Prompt: Word for word, restate each of the entries below, and drop every picture.

─── Exercise material ───

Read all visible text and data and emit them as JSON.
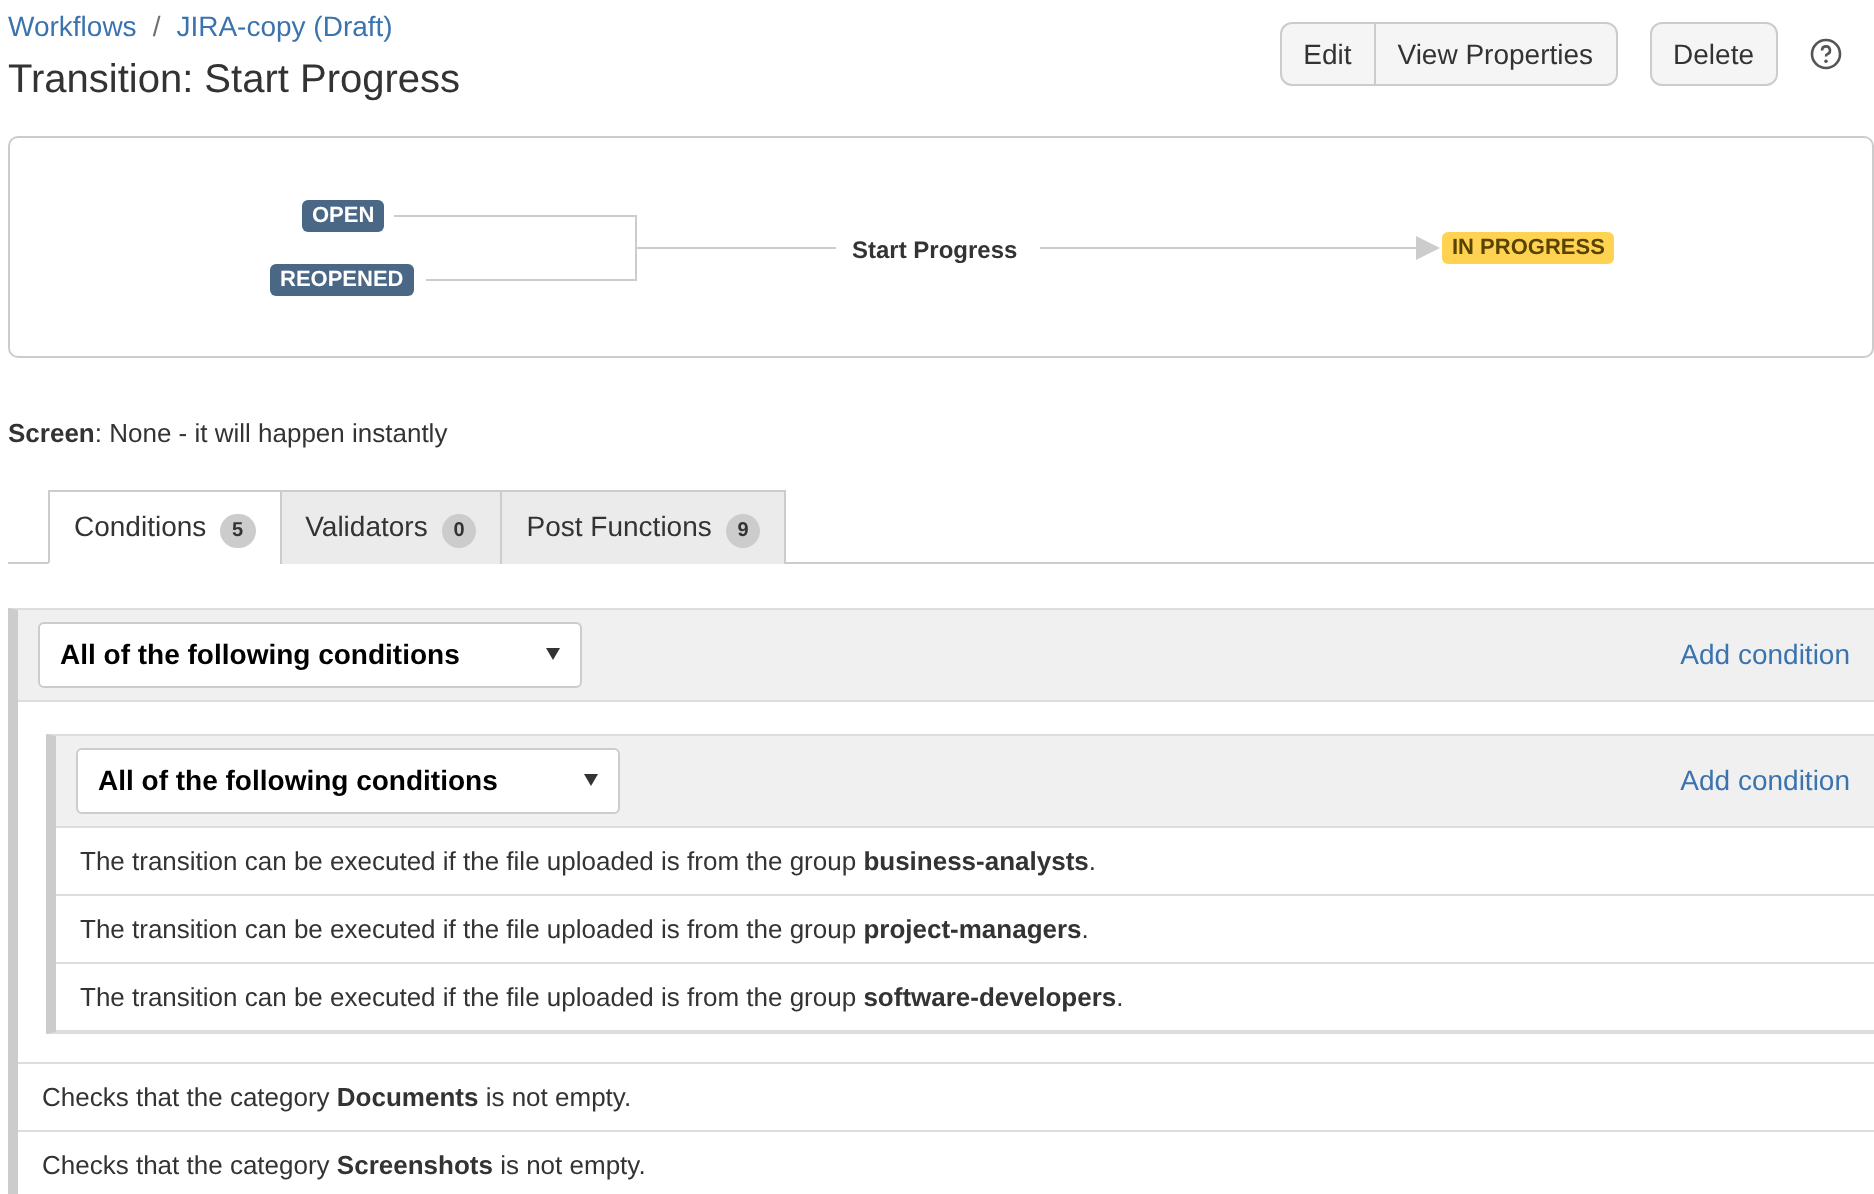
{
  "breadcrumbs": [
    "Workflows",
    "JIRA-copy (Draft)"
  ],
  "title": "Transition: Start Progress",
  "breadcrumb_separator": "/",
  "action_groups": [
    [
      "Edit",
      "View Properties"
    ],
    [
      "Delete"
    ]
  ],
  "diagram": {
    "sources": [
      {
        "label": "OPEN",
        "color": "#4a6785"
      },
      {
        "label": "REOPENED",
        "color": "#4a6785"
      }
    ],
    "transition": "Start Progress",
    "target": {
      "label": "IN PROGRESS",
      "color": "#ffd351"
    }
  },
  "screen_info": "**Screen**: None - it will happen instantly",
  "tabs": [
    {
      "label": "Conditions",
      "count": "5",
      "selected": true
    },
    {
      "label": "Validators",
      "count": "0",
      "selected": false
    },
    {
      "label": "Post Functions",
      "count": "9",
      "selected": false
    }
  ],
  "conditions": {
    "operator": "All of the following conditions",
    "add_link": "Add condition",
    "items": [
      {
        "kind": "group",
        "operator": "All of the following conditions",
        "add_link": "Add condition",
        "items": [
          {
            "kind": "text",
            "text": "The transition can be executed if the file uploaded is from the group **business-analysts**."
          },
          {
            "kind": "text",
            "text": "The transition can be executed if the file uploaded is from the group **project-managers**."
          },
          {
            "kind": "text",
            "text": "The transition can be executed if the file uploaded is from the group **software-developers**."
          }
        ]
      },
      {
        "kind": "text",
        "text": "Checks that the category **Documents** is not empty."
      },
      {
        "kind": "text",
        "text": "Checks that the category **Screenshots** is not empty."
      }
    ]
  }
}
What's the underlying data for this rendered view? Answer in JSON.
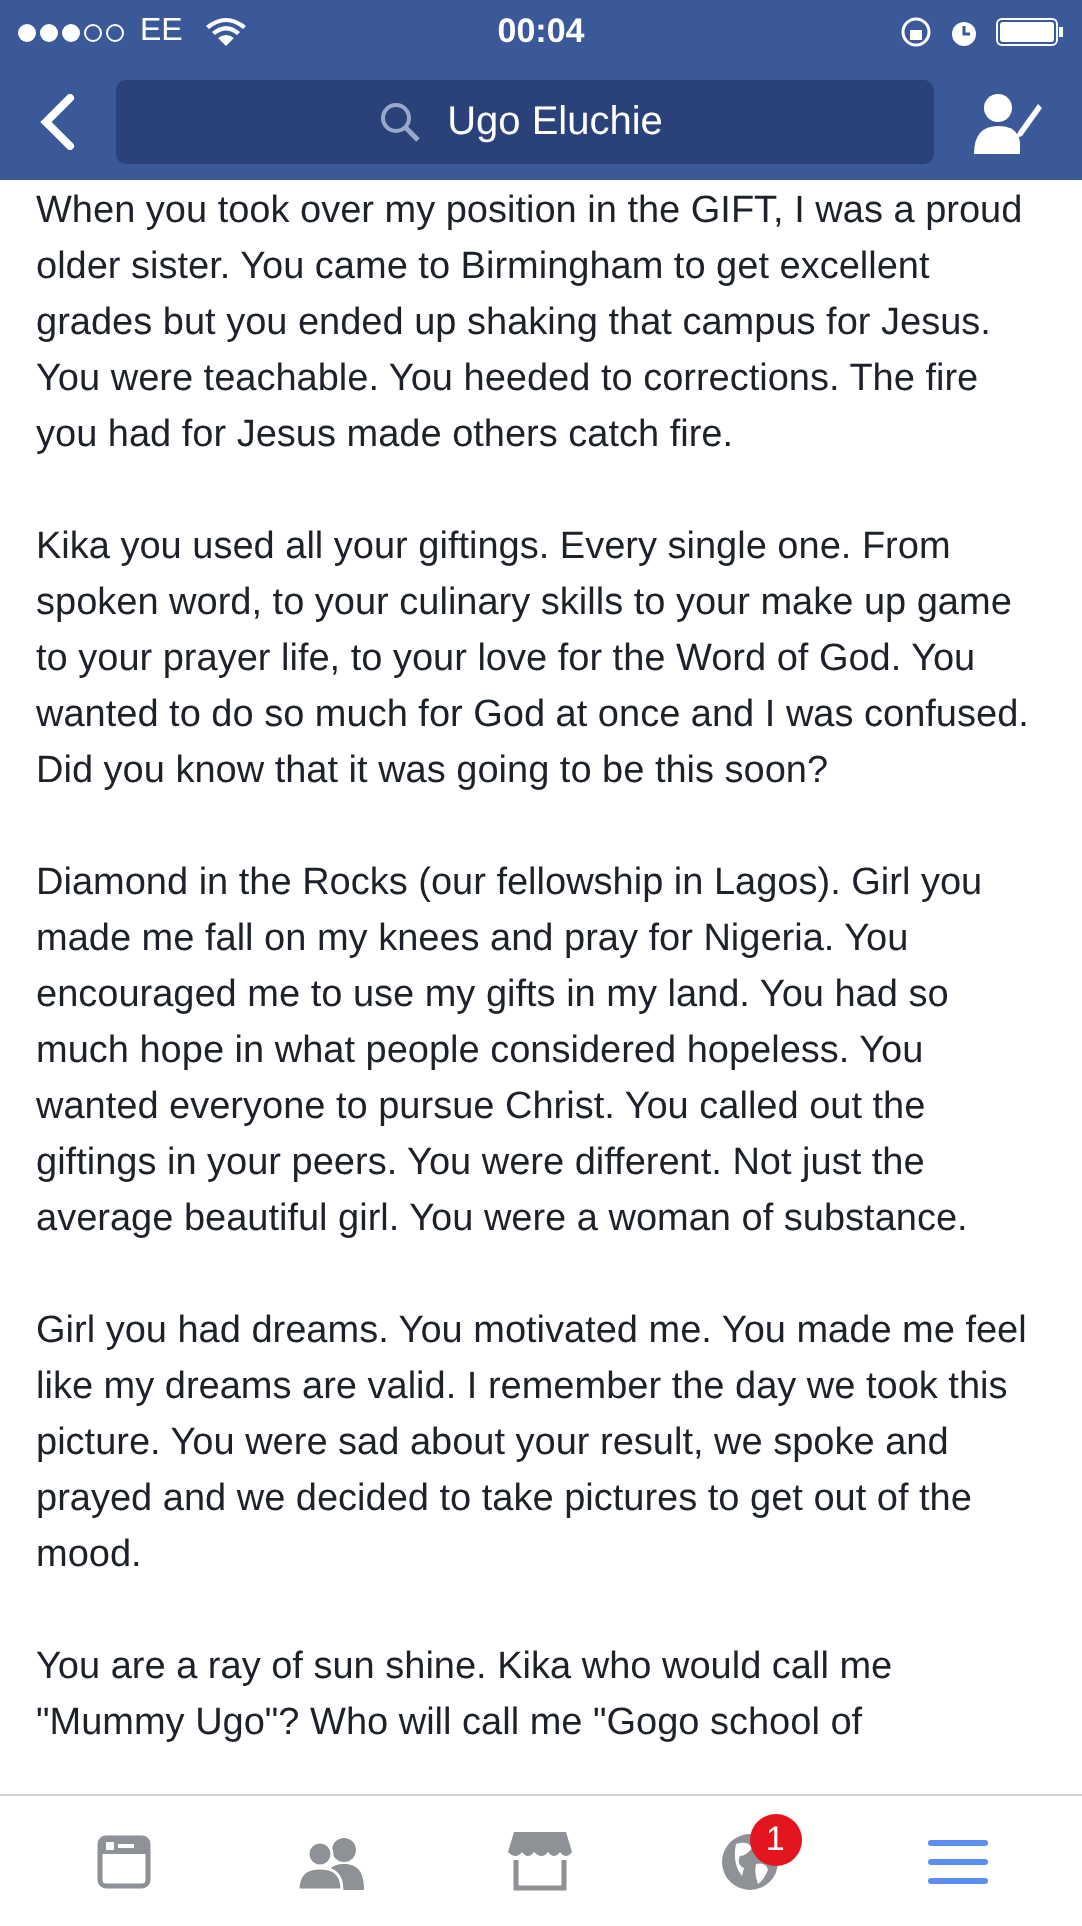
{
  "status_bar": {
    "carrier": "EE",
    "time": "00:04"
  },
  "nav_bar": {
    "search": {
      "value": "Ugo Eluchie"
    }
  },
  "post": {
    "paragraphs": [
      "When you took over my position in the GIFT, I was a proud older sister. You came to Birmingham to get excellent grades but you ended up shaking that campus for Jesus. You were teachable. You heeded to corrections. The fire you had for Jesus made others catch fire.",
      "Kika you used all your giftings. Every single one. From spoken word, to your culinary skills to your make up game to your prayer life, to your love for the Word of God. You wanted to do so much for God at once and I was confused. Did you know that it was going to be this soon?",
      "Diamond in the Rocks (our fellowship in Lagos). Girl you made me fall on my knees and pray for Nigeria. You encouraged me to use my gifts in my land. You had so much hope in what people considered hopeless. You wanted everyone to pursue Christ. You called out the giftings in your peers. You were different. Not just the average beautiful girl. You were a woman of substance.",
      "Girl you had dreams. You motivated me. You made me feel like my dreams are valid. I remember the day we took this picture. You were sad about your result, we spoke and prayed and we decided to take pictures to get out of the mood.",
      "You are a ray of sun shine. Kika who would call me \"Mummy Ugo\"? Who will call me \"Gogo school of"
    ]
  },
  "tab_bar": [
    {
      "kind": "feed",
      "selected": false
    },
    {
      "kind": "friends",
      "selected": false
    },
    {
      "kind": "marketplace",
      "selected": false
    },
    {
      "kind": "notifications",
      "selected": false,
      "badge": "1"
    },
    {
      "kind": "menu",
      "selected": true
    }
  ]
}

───

Output of the task:
Read all visible text and data and emit them as JSON.
{
  "breadcrumbs": [
    "Workflows",
    "JIRA-copy (Draft)"
  ],
  "title": "Transition: Start Progress",
  "breadcrumb_separator": "/",
  "action_groups": [
    [
      "Edit",
      "View Properties"
    ],
    [
      "Delete"
    ]
  ],
  "diagram": {
    "sources": [
      {
        "label": "OPEN",
        "color": "#4a6785"
      },
      {
        "label": "REOPENED",
        "color": "#4a6785"
      }
    ],
    "transition": "Start Progress",
    "target": {
      "label": "IN PROGRESS",
      "color": "#ffd351"
    }
  },
  "screen_info": "**Screen**: None - it will happen instantly",
  "tabs": [
    {
      "label": "Conditions",
      "count": "5",
      "selected": true
    },
    {
      "label": "Validators",
      "count": "0",
      "selected": false
    },
    {
      "label": "Post Functions",
      "count": "9",
      "selected": false
    }
  ],
  "conditions": {
    "operator": "All of the following conditions",
    "add_link": "Add condition",
    "items": [
      {
        "kind": "group",
        "operator": "All of the following conditions",
        "add_link": "Add condition",
        "items": [
          {
            "kind": "text",
            "text": "The transition can be executed if the file uploaded is from the group **business-analysts**."
          },
          {
            "kind": "text",
            "text": "The transition can be executed if the file uploaded is from the group **project-managers**."
          },
          {
            "kind": "text",
            "text": "The transition can be executed if the file uploaded is from the group **software-developers**."
          }
        ]
      },
      {
        "kind": "text",
        "text": "Checks that the category **Documents** is not empty."
      },
      {
        "kind": "text",
        "text": "Checks that the category **Screenshots** is not empty."
      }
    ]
  }
}
What's the underlying data for this rendered view? Answer in JSON.
{
  "status_bar": {
    "carrier": "EE",
    "time": "00:04"
  },
  "nav_bar": {
    "search": {
      "value": "Ugo Eluchie"
    }
  },
  "post": {
    "paragraphs": [
      "When you took over my position in the GIFT, I was a proud older sister. You came to Birmingham to get excellent grades but you ended up shaking that campus for Jesus. You were teachable. You heeded to corrections. The fire you had for Jesus made others catch fire.",
      "Kika you used all your giftings. Every single one. From spoken word, to your culinary skills to your make up game to your prayer life, to your love for the Word of God. You wanted to do so much for God at once and I was confused. Did you know that it was going to be this soon?",
      "Diamond in the Rocks (our fellowship in Lagos). Girl you made me fall on my knees and pray for Nigeria. You encouraged me to use my gifts in my land. You had so much hope in what people considered hopeless. You wanted everyone to pursue Christ. You called out the giftings in your peers. You were different. Not just the average beautiful girl. You were a woman of substance.",
      "Girl you had dreams. You motivated me. You made me feel like my dreams are valid. I remember the day we took this picture. You were sad about your result, we spoke and prayed and we decided to take pictures to get out of the mood.",
      "You are a ray of sun shine. Kika who would call me \"Mummy Ugo\"? Who will call me \"Gogo school of"
    ]
  },
  "tab_bar": [
    {
      "kind": "feed",
      "selected": false
    },
    {
      "kind": "friends",
      "selected": false
    },
    {
      "kind": "marketplace",
      "selected": false
    },
    {
      "kind": "notifications",
      "selected": false,
      "badge": "1"
    },
    {
      "kind": "menu",
      "selected": true
    }
  ]
}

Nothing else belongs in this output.